Once again I was seated before the good neurosurgeon, and I knew the chips were down. "You have a pituitary tumor. If it is not removed, you will be blind within a year." Once again a cold chill ran down my spine as I said, "You certainly have a way with words. Take it out." After an EKG, chest x-ray and the drawing of more blood, I sat in Scripps Hospital. Daylight was just breaking, as I changed into a hospital nightgown. Someone said, "Follow me." After entering a large room, my guide said, "Hop up on this gurney." As my guide placed a warm blanket over me, a nurse said, "I will be with you all of the time." An anesthesiologist stopped and said good morning. Then, down the hall, into a room and onto the table. The nurse smiled and held my right hand. Above me loomed a large figure shrouded in white. "Are you doctor Ott and are you going to take out a tumor?" I asked. "I don’t want you to cut off a leg, or something." The figure laughed and said, "Yes. I am Kenneth Ott and I am going to take out a pituitary tumor." With that, the lights went out. I awoke in the recovery room and the nurse was standing by me. "How do you feel?" she asked. With a large bandage over my noise, I blurted out, "Fine. No pain at all."

I was placed in a comfortable bed, on the fourth floor of Scripps Hospital. The IV was placed in my left arm and I could relax. I was certainly surprised, because up to this point, the operation was painless. With the two drainage tubes in my nose, and a bandage over the end, I was a little uncomfortable. But, all in all, there was no pain. I spent the night in the hospital, and in the morning went home. This is just to check that you don’t have a problem. Three days later, I saw Dr. Ott. He took the bandage from my nose. As he surreptitiously removed the tubes from my nose with his right hand, he covered it with gauze using his left. I could now blow my nose. Assuring the doctor that I had been in no pain at any time, I headed home. Of course, there is another CAT Scan; to be sure the tumor is gone. In a summation may I say, there was no pain at any time. My only problem was that I knew nothing of the operation, and had a great foreboding of the unknown. If you are placed in the same position, with a pituitary tumor, have no anxiety. Ask me on the E-mail and I will give you my prospective. esuman@pacbell.net

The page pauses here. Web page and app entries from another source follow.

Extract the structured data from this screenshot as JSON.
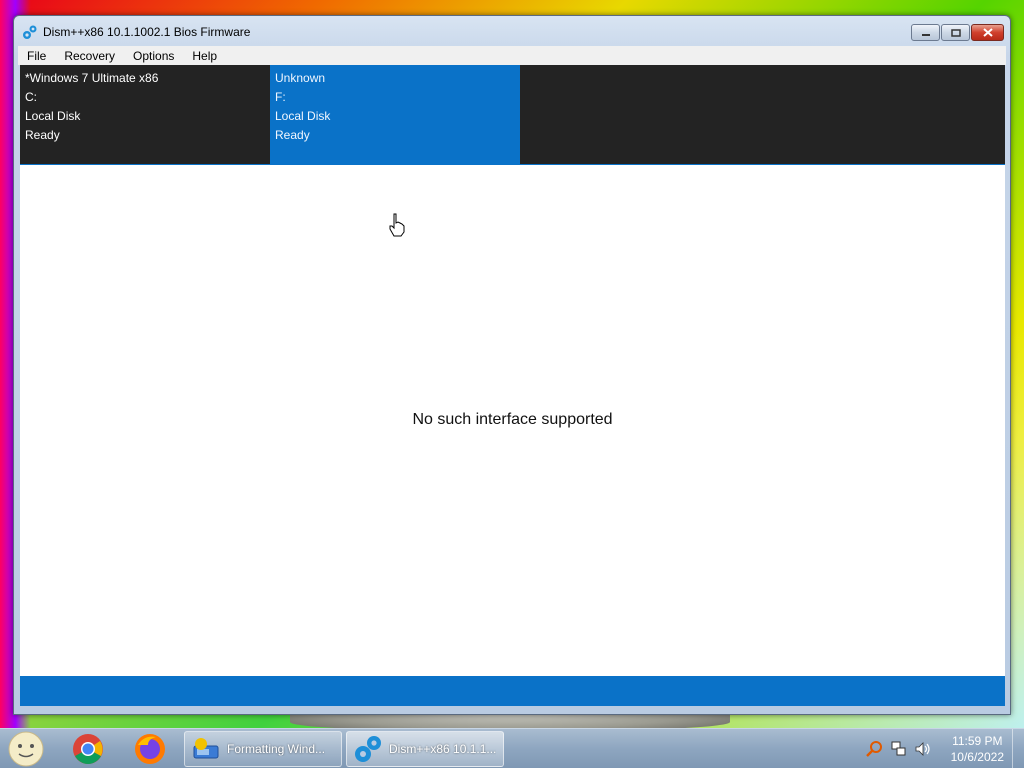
{
  "window": {
    "title": "Dism++x86 10.1.1002.1 Bios Firmware",
    "icon": "gear-icon"
  },
  "menu": [
    "File",
    "Recovery",
    "Options",
    "Help"
  ],
  "disks": [
    {
      "name": "*Windows 7 Ultimate x86",
      "drive": "C:",
      "type": "Local Disk",
      "status": "Ready",
      "selected": false
    },
    {
      "name": "Unknown",
      "drive": "F:",
      "type": "Local Disk",
      "status": "Ready",
      "selected": true
    }
  ],
  "content": {
    "message": "No such interface supported"
  },
  "taskbar": {
    "pinned": [
      "chrome-icon",
      "firefox-icon"
    ],
    "tasks": [
      {
        "label": "Formatting Wind...",
        "icon": "disk-format-icon",
        "active": false
      },
      {
        "label": "Dism++x86 10.1.1...",
        "icon": "gear-icon",
        "active": true
      }
    ],
    "clock": {
      "time": "11:59 PM",
      "date": "10/6/2022"
    }
  },
  "colors": {
    "accent": "#0a72c8",
    "strip_bg": "#232323"
  }
}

Ed Suman recently authored this book of short anecdotes from his life as a tuna fisherman in the Galapagos Islands and the coast of Central America after World War II. He colorfully narrates further adventures as a deck officer aboard small banana boats and smuggling in Central America. Visual loss from a pituitary tumor recently brought him to our clinic. Following his surgery, Ed graciously volunteered to write yet another anecdote...his own pituitary surgery!

Edwin E. Suman, Jr. The Absolutely True Sea Stories of a Wily Sailor. Sea Stories Publications. 1996 P.O.Box 664, La Jolla, CA 92038.